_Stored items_

== Segment start ==

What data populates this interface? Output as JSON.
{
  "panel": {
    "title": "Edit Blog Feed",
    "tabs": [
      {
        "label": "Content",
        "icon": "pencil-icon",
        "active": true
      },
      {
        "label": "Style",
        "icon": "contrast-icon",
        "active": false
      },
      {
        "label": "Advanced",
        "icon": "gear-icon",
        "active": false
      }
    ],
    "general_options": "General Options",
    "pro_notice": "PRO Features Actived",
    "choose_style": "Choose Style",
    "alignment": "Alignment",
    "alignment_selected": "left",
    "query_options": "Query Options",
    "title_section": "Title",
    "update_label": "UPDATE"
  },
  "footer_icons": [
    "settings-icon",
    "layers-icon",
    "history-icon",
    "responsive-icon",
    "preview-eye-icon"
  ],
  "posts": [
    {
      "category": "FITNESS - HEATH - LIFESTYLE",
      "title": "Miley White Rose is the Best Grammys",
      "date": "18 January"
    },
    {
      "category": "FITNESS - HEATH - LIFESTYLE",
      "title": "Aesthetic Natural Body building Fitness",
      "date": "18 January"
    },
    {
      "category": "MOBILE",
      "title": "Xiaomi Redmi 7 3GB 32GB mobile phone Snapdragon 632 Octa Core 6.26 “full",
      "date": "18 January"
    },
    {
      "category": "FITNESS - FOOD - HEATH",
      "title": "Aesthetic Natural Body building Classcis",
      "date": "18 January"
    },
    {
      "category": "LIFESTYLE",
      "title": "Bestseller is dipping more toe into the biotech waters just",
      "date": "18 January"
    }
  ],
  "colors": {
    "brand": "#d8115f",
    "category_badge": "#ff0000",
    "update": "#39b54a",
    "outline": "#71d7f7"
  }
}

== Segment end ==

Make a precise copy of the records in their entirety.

What data populates this interface? Output as JSON.
{
  "panel": {
    "title": "Edit Blog Feed",
    "tabs": [
      {
        "label": "Content",
        "icon": "pencil-icon",
        "active": true
      },
      {
        "label": "Style",
        "icon": "contrast-icon",
        "active": false
      },
      {
        "label": "Advanced",
        "icon": "gear-icon",
        "active": false
      }
    ],
    "general_options": "General Options",
    "pro_notice": "PRO Features Actived",
    "choose_style": "Choose Style",
    "alignment": "Alignment",
    "alignment_selected": "left",
    "query_options": "Query Options",
    "title_section": "Title",
    "update_label": "UPDATE"
  },
  "footer_icons": [
    "settings-icon",
    "layers-icon",
    "history-icon",
    "responsive-icon",
    "preview-eye-icon"
  ],
  "posts": [
    {
      "category": "FITNESS - HEATH - LIFESTYLE",
      "title": "Miley White Rose is the Best Grammys",
      "date": "18 January"
    },
    {
      "category": "FITNESS - HEATH - LIFESTYLE",
      "title": "Aesthetic Natural Body building Fitness",
      "date": "18 January"
    },
    {
      "category": "MOBILE",
      "title": "Xiaomi Redmi 7 3GB 32GB mobile phone Snapdragon 632 Octa Core 6.26 “full",
      "date": "18 January"
    },
    {
      "category": "FITNESS - FOOD - HEATH",
      "title": "Aesthetic Natural Body building Classcis",
      "date": "18 January"
    },
    {
      "category": "LIFESTYLE",
      "title": "Bestseller is dipping more toe into the biotech waters just",
      "date": "18 January"
    }
  ],
  "colors": {
    "brand": "#d8115f",
    "category_badge": "#ff0000",
    "update": "#39b54a",
    "outline": "#71d7f7"
  }
}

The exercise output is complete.